The seating position is low, and for we older and less-agile folks getting into and especially out of the low-slung MR2 can be occasionally difficult.
The seats are comfortable and very supportive. Though you're sitting virtually on the floor the ride comfort is reasonably good. It's a sports car so some harshness is to be expected but the ride isn't hard in the manner of the ride in a traditional British small sports car like the Austin-Healey Bugeye Sprite, a car that shares an almost identical seating position.
Curiously the MR2's ride got harsher as the speed increased. At 100km/h it felt noticeably stiffer than it did at city speeds. Usually the reverse is true in sporting cars, with the ride smoothing out noticeably as pace increases.
Roadholding is excellent, turn-in is crisp and instant and the car lacks the nervous feel of the second-generation car. Helping the last-mentioned are traction control and vehicle stability control.
The steering wheel angle is near vertical and is another nice touch that adds to the car's ambience. The softtop hood was watertight and provided reasonable sound insulation. It has a glass rear window.
The wheel are tyre combinations are unequal size: 15-inch by six-inch alloys and 185/55 R15 tyres at the front, and 16-inch by seven-inch alloys and 215/45 R16 at the rear.
The car is well-equipped. Air-conditioning might seem an odd piece of gear in a convertible but it does away with window-fogging in seconds. There's a single disc in-dash Compact Disc player and good sound system. A central door-locking system is standard as are electrically-adjustable exterior mirrors and electrically-wound windows.
Driver and passenger get front airbags, and the car has a lockable glovebox and lockable storage compartments behind the seats. Luggage space is minimal - a lidded container under the front bonnet. The seats are fabric-covered and the pedals are race car-look drilled metal.
The MR2 is a stylish, well-designed car with good performance, a finely-balanced chassis and entertaining handling.
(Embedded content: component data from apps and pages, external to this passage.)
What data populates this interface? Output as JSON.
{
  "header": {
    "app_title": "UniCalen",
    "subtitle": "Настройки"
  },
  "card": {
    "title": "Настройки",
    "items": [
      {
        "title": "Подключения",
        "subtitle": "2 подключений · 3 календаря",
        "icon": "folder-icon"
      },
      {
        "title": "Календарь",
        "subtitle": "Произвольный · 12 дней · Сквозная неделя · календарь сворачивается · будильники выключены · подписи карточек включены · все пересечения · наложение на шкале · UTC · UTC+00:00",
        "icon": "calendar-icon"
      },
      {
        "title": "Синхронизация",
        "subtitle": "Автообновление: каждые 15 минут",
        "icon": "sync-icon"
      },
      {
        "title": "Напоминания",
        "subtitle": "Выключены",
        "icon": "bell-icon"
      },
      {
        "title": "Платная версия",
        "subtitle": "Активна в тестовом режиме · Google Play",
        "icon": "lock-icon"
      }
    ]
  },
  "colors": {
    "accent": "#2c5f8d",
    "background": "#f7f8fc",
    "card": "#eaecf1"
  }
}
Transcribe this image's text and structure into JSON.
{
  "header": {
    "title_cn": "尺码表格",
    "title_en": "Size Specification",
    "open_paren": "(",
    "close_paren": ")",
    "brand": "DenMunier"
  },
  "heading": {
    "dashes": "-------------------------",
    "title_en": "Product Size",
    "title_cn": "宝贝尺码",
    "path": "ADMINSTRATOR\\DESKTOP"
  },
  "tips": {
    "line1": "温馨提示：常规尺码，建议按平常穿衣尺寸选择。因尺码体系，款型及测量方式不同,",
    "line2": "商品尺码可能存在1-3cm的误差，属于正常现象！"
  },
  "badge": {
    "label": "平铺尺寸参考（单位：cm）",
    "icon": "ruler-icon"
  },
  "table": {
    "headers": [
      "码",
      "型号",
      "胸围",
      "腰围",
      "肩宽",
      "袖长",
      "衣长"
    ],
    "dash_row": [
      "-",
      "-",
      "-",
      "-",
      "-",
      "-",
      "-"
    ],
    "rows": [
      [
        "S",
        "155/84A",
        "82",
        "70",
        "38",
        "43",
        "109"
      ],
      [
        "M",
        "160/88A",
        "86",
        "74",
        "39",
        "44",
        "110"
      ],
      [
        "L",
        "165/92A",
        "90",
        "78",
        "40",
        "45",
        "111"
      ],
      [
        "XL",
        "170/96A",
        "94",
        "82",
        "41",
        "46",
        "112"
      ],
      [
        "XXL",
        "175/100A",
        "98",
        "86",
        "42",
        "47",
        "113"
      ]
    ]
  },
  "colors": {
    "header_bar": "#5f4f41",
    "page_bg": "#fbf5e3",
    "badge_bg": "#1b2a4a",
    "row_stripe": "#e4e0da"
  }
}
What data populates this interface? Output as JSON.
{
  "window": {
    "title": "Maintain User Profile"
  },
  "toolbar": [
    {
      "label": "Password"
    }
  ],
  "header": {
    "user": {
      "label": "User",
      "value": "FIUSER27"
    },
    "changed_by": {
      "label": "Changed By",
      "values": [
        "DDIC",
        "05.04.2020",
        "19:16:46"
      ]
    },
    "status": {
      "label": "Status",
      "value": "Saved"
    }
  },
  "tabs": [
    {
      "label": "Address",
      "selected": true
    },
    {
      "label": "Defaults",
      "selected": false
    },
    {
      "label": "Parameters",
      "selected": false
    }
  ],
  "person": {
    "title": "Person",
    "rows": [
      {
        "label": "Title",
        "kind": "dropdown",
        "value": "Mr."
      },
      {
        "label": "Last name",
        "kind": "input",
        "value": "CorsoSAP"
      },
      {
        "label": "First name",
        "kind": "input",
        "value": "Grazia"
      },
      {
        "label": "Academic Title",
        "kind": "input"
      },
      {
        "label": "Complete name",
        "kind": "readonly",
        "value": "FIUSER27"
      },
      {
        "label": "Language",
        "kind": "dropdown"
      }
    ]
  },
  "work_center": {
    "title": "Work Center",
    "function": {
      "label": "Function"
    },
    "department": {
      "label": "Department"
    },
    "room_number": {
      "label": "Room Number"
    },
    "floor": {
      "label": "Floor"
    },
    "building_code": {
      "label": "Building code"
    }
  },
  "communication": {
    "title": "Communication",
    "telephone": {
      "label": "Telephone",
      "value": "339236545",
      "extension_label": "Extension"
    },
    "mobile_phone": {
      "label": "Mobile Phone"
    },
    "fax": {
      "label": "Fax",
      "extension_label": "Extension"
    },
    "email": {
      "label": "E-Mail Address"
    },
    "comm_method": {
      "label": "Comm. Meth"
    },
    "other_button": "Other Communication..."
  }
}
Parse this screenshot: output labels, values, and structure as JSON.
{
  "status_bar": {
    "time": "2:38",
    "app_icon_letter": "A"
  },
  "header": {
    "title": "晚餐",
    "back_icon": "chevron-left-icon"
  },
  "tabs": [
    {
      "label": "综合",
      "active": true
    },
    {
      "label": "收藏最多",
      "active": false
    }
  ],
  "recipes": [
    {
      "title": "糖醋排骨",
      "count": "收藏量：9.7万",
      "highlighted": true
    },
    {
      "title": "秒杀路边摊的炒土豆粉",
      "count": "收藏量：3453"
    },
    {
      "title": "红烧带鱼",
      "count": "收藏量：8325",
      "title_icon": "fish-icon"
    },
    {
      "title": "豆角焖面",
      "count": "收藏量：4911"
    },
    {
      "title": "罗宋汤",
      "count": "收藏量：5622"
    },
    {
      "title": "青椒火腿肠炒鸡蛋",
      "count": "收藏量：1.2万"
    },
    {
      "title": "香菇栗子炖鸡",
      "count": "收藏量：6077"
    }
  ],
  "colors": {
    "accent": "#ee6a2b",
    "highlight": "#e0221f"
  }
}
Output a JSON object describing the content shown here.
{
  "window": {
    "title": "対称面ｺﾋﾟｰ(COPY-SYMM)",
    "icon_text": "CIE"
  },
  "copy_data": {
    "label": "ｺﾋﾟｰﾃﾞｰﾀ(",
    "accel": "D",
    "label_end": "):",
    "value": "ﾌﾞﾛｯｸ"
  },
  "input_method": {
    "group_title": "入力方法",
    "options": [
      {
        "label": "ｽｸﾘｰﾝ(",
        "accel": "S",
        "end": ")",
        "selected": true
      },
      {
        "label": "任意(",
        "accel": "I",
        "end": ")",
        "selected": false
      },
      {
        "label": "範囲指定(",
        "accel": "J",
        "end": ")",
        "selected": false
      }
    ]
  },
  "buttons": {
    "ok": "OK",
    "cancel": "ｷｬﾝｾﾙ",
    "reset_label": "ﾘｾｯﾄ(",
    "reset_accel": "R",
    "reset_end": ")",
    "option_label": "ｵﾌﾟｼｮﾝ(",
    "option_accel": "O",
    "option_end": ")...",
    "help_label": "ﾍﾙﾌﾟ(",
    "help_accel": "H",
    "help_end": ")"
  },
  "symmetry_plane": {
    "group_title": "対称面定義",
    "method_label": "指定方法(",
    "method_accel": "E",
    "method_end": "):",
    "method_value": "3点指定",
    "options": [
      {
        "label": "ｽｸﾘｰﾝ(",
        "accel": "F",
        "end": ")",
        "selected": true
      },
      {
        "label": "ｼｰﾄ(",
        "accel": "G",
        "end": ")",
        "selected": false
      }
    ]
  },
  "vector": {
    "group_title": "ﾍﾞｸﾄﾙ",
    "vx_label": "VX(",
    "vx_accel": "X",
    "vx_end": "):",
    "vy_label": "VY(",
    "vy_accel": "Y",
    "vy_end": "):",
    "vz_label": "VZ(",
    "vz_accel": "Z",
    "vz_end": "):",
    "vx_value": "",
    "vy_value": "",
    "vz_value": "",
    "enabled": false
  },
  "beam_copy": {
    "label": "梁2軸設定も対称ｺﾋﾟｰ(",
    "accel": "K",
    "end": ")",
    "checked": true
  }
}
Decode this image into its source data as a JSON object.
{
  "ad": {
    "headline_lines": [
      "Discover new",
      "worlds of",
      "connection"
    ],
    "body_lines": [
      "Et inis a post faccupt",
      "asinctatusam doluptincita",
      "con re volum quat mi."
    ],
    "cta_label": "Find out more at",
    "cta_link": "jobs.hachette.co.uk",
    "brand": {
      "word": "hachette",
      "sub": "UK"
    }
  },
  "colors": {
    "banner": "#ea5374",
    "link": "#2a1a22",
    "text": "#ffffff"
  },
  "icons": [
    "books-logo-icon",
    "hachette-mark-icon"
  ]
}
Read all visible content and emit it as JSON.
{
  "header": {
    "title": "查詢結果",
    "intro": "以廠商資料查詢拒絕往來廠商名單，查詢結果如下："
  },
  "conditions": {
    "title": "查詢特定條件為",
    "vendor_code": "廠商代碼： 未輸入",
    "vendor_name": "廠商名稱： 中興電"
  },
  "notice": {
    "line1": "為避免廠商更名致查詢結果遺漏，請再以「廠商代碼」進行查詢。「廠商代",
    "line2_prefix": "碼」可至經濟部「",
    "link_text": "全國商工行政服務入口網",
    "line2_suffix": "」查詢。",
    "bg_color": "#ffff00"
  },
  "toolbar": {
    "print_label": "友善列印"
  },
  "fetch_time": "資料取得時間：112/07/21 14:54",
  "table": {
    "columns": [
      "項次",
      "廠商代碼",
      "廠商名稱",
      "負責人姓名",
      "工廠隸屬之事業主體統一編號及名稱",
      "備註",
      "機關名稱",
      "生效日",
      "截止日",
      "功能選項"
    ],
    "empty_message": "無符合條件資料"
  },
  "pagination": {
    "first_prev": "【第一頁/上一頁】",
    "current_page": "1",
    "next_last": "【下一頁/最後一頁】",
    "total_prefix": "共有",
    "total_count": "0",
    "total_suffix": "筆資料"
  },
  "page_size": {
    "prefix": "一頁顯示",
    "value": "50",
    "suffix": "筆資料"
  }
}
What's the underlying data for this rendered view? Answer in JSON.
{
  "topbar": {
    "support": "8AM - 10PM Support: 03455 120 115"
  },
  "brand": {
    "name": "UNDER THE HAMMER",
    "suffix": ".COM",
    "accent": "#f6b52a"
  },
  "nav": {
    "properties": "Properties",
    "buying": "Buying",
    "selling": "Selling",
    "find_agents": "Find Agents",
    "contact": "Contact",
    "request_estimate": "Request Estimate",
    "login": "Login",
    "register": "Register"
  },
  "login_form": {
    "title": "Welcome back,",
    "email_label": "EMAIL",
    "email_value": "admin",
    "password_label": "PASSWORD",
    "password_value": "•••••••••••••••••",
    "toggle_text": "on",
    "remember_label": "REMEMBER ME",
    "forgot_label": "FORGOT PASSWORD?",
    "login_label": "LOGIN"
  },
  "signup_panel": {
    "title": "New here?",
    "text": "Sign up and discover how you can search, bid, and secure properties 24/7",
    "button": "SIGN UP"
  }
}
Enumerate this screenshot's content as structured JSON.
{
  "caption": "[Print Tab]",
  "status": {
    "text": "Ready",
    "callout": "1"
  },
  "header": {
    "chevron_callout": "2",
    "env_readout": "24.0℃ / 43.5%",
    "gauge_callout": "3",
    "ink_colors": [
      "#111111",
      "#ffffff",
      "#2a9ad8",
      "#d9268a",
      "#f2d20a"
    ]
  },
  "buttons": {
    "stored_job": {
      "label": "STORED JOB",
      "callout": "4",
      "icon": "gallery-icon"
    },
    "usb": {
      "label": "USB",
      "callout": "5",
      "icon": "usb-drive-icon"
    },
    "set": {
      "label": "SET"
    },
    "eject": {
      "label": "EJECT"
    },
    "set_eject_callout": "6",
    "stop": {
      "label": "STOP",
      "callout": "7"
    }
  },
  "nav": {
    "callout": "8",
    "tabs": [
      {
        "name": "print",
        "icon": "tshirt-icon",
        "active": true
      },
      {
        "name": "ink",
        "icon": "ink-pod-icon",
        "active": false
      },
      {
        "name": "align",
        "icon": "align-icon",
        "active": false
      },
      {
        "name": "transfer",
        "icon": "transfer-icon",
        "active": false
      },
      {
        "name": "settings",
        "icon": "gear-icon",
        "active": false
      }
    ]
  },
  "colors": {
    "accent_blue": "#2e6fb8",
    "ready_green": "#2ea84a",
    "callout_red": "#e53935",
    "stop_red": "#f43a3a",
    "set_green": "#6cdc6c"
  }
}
I have reservations about the gearshift but figure that if you drove it day in and day out you'd soon be making absolutely seamless gearshifts every time. But I can't help feeling a conventional manual would be better. Nor, I think, is the car quite as much fun or has as much character as the original MR2.
The 2003 MR2 roadster costs $51,000.
Story and photographs by Mike Stock